## Problem:
Among the entries below, find every line that contains the string "JSON", then copy it.

## Data records:
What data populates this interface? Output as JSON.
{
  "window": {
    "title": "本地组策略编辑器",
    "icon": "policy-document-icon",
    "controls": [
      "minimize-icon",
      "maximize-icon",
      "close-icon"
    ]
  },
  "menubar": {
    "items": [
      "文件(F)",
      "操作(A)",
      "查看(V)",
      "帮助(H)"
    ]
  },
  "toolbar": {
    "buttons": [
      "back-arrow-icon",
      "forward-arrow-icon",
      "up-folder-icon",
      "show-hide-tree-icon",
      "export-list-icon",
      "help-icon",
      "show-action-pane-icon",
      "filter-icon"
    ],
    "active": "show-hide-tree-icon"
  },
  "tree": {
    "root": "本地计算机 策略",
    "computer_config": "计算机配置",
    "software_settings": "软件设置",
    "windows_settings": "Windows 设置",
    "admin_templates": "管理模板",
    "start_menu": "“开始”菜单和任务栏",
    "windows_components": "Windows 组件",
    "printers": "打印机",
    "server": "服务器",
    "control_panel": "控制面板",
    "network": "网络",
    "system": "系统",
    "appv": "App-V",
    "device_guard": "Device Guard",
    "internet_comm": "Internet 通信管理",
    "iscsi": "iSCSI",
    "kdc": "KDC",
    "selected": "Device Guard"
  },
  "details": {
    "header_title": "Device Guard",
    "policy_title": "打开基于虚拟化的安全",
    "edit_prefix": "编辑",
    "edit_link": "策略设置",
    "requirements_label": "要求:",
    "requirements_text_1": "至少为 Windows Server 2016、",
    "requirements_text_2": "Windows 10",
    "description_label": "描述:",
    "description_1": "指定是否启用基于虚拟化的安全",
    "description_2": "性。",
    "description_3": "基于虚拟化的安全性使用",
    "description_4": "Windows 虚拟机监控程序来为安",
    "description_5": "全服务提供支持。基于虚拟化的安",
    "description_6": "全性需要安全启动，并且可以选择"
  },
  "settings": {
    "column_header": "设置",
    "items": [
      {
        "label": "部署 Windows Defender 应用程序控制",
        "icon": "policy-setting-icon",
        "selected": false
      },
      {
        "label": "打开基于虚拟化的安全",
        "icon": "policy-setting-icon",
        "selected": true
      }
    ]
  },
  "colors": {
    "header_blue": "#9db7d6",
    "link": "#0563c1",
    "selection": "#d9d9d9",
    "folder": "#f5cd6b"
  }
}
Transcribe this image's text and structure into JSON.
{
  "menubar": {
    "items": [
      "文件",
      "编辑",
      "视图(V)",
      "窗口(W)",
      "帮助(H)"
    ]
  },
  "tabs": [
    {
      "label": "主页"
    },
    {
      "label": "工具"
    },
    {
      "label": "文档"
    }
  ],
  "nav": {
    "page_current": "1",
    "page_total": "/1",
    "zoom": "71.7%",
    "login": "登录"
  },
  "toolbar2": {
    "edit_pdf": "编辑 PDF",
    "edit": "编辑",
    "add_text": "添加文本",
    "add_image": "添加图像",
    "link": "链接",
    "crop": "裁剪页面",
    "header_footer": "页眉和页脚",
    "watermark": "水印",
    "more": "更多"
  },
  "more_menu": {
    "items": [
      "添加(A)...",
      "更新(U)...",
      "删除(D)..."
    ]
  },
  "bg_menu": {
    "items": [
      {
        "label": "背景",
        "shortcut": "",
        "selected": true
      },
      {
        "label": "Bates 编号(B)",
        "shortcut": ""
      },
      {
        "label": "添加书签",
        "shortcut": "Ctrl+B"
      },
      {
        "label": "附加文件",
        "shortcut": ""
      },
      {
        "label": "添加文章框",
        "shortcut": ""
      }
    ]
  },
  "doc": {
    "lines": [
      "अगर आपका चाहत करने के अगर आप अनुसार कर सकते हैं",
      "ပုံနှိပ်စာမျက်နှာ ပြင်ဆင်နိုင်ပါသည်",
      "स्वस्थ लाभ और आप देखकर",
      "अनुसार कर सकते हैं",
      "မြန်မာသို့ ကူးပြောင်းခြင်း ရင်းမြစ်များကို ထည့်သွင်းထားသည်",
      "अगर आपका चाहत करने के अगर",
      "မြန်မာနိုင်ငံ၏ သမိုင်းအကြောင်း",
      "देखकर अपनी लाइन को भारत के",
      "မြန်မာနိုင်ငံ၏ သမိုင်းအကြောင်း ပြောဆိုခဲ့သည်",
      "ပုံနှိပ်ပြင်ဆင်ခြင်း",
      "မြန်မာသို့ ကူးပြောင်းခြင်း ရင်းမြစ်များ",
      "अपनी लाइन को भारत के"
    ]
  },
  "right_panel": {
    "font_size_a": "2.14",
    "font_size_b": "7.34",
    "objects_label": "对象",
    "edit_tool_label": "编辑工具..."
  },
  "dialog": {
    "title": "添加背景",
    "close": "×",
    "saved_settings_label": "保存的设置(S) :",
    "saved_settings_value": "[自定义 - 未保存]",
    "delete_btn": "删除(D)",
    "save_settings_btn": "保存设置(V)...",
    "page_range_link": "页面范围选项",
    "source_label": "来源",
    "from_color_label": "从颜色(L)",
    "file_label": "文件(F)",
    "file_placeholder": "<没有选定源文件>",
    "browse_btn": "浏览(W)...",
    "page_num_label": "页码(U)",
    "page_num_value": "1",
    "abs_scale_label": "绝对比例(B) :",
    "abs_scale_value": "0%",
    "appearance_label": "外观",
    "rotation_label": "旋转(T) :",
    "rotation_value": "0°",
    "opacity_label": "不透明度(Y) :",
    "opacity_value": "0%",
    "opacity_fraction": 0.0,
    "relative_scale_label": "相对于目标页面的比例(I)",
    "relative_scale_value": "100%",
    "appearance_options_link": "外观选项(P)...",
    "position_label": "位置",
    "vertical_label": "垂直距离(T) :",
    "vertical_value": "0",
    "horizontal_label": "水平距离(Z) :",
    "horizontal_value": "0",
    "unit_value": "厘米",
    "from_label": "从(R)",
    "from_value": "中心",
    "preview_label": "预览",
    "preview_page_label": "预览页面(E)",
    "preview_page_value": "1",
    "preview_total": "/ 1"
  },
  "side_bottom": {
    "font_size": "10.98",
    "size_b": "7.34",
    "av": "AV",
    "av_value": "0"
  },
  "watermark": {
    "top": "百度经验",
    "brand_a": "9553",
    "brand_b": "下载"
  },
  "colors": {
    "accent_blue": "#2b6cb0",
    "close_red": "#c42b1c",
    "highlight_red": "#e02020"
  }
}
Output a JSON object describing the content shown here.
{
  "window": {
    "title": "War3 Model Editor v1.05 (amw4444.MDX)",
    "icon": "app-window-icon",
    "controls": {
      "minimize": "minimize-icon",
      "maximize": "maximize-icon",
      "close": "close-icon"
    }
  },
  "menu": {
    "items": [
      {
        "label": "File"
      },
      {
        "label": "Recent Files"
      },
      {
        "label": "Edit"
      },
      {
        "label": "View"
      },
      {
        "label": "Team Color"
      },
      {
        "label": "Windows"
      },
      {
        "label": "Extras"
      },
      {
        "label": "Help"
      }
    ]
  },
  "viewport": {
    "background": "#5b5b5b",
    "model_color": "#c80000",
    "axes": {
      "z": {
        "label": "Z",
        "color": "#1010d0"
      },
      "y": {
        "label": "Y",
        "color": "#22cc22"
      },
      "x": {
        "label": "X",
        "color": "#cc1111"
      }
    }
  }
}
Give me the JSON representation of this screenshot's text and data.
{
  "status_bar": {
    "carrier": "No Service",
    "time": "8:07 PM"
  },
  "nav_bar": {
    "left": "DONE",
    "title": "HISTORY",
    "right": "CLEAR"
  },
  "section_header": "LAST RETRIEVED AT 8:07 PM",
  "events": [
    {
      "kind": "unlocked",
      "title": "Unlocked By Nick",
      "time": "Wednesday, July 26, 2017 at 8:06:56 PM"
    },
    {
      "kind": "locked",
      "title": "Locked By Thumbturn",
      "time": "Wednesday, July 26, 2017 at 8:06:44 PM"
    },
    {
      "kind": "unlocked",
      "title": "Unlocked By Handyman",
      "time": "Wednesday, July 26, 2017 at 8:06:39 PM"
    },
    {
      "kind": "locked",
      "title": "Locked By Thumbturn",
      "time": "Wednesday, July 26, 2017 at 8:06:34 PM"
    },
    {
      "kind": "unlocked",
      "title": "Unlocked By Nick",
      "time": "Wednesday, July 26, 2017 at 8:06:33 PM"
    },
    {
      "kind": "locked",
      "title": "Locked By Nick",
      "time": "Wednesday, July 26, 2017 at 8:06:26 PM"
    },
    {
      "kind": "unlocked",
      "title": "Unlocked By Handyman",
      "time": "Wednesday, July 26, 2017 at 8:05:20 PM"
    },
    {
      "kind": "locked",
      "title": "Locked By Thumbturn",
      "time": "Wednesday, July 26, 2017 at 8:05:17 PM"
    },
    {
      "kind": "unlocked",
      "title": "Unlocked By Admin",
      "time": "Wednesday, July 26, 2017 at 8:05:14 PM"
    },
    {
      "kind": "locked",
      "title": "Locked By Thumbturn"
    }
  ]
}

## Solved problem:
What data populates this interface? Output as JSON.
Transcribe this image's text and structure into JSON.
Output a JSON object describing the content shown here.
Give me the JSON representation of this screenshot's text and data.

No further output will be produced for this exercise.